Honey made the old fashioned way - Only sweet nectar and hard work! Unadulterated; no additives, it's 100% naturally Canadian.


Marg's Honey Owners

The owners of Marg's Honey are Robert and Margaret Smith.

Robert began beekeeping in 1977, when he bought 4 hives from a lady who worked with him in the Department of Agriculture office in Ashern, Manitoba. Marg used to help him with the work from time to time, but only became more involved closer to when they moved into Winnipeg in 1988.

The business we now know as Marg's Honey came to be when The Smiths moved to Winnipeg in 1988. Marg had taken a leave of absence from teaching to go to University of Manitoba to complete her B.Ed. She didn't have an income while she was attending University, and so they decided to give her a source of income by putting the business in her name. And so, "Marg's Honey" was born. It was registered as a business in 2006, but Rob had been beekeeping a long time before that!
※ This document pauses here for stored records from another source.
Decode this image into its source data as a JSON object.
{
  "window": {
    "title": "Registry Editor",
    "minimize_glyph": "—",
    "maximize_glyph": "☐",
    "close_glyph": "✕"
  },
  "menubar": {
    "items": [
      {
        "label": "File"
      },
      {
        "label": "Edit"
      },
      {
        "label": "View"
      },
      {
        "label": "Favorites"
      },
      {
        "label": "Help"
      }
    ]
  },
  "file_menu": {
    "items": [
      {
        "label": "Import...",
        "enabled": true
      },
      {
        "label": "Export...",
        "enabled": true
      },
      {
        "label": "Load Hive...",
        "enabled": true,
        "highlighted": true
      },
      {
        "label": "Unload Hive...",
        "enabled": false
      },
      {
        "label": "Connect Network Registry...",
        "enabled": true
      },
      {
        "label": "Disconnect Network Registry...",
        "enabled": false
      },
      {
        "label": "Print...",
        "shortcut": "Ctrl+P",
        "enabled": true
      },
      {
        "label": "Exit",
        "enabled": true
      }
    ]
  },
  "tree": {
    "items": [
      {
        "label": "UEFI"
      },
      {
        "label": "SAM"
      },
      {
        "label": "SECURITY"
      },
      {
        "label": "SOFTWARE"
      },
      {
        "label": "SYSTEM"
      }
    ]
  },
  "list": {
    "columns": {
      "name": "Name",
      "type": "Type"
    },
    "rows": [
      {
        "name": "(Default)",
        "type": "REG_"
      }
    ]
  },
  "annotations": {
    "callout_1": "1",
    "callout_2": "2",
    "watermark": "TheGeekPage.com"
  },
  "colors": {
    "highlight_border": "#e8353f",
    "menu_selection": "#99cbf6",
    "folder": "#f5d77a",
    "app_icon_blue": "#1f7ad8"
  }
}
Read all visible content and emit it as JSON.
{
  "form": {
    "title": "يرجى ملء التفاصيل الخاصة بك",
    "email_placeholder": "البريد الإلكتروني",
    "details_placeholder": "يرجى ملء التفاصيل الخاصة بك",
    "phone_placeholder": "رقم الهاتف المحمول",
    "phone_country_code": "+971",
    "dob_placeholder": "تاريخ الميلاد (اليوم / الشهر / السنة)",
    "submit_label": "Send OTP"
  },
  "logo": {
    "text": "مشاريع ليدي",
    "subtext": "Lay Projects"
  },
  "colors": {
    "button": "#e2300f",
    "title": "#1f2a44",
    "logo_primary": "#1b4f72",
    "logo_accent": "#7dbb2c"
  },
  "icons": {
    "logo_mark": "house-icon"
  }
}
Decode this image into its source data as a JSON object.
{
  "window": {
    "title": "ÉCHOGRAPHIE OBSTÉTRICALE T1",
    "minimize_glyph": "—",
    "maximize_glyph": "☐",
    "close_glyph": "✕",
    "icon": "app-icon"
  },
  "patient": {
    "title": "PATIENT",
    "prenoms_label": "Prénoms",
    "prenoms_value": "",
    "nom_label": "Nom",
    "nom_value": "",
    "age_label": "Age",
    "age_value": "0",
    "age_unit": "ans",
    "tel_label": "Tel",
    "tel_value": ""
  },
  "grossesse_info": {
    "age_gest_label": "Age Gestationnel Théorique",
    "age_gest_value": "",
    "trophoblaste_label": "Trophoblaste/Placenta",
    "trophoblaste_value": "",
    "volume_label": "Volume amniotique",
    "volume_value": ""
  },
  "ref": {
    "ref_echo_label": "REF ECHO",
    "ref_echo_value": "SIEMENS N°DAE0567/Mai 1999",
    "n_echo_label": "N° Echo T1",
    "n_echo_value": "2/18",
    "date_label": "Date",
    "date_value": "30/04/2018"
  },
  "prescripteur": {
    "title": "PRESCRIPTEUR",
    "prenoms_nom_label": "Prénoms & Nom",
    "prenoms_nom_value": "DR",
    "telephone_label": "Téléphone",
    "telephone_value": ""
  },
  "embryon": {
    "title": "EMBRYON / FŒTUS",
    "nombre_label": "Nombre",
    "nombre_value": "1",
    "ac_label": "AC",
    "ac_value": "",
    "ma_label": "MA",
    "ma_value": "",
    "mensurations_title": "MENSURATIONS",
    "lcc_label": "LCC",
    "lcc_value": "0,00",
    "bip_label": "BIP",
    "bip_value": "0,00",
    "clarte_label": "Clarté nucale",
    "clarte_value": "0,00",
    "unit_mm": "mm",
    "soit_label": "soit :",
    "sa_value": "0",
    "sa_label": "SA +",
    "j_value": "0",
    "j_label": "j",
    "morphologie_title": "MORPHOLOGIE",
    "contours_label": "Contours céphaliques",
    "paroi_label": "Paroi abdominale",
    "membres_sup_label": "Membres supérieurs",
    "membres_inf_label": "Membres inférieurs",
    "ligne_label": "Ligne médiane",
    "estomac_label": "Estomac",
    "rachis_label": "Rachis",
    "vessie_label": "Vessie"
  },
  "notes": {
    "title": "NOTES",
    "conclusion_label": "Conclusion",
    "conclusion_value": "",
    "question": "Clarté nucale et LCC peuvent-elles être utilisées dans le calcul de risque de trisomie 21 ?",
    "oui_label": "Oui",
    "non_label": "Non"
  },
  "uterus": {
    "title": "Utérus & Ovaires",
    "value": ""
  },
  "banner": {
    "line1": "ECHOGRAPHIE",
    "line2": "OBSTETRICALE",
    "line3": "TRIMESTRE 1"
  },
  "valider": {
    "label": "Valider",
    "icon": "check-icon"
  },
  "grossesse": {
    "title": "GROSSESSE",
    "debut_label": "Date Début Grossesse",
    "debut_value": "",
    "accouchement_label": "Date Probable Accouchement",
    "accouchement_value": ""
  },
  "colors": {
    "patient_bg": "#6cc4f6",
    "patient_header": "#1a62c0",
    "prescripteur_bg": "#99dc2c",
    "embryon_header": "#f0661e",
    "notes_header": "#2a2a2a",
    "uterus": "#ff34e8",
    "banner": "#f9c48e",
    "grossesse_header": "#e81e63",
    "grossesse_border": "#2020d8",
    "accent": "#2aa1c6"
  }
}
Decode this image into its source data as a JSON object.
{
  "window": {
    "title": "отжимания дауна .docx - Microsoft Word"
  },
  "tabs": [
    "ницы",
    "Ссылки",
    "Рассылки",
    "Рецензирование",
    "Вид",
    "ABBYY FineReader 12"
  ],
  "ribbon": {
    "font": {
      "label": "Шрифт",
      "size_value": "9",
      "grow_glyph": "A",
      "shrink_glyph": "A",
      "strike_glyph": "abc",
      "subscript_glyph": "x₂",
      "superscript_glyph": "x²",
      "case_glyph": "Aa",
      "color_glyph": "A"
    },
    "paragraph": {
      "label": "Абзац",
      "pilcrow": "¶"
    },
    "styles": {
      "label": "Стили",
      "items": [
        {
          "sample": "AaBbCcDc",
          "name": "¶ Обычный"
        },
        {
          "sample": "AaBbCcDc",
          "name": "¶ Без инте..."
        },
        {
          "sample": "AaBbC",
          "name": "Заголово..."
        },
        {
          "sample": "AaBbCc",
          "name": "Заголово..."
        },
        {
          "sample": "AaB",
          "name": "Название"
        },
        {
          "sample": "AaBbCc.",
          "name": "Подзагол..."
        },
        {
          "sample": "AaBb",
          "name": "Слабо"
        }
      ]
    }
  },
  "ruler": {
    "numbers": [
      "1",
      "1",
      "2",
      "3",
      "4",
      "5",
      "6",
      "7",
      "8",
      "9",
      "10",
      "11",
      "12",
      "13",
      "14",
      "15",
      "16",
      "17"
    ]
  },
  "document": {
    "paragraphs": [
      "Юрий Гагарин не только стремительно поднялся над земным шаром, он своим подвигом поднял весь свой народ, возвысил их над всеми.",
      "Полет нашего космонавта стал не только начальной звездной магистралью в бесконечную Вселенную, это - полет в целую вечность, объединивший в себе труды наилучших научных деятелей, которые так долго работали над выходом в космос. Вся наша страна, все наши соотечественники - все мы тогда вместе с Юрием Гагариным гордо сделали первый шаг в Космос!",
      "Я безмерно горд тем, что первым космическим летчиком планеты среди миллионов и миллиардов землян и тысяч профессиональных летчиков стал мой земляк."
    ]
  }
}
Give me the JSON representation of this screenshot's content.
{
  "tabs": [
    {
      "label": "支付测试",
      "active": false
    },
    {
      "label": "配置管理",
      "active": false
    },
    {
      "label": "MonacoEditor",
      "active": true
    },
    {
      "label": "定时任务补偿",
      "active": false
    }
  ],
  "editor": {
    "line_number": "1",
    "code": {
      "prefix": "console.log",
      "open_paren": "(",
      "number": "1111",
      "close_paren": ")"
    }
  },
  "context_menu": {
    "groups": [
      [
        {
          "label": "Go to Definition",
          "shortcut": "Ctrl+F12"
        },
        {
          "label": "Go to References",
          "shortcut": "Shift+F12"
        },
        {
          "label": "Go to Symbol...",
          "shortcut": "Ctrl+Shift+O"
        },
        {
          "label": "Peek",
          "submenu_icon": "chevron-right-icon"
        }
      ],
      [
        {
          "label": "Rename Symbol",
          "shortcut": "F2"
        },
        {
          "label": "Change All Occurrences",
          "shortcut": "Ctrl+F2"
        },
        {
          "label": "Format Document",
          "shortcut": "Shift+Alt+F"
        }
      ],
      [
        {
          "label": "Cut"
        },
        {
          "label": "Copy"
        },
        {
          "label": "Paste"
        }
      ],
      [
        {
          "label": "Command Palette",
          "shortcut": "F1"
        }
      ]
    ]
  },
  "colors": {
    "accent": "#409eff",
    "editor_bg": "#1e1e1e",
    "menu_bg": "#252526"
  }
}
Beekeeping has changed a lot since 1977. Back then, they used to buy packages of bees in the spring from the U.S.A. They shook them into their hives, allowed them to do their work all summer, took the honey boxes off the hives, then killed the bees off in the fall. They would extract the honey, store their boxes for the winter and start all over again the next year.

There were not nearly the number of diseases and pests and viruses to deal with that we have now. When the border closed around 1987, they were no longer able to bring packaged bees into Canada. Over the years, they began to experiment with overwintering the bees, by feeding them sugar syrup in the fall and wrapping them up for the winter. Some years were more successful than others, but gradually they built up the numbers of hives. When they moved into Winnipeg, they had around 50 hives.

When Robert and Margaret got closer to retirement, they wanted to find something that they could do together. And since they both enjoyed beekeeping, that's what they decided to do. So far, they have increased the number of hives they manage every year and are aiming for 500 hives in 2010.

They are also a part of a research project for the University of Manitoba, along with 24 other beekeepers, and they are exploring the extent of viruses in Manitoba, which could prove interesting. Their Bee Shed is gradually coming into shape. They hope to be CFIA approved for Packer-Grader status by the end of 2010.

When not tending to the bees, Robert attends Bee Conferences and helps his growing family with various renovation projects. He sings in a Barbershop Quartet called Harlequin. He's done that for over 20 years and has won numerous awards and accolades in his singing career.

Margaret recently retired from Heading the National Board for the Canadian Association for Young Children. After 12 years, it's a bit of a change for her, but she is enjoying the additional time and has become involved more with the Province of Manitoba as a hive inspector and the local Honey Coop.

Robert and Margaret are deeply involved in their family, community and church and take part in movie groups and church choir, among other things. They've gone on trips and connected with Beekeepers in the Netherlands and Cuba recently and, when vacationing in Cuba, they make sure to take trips around the island to give away bicycles and clothing.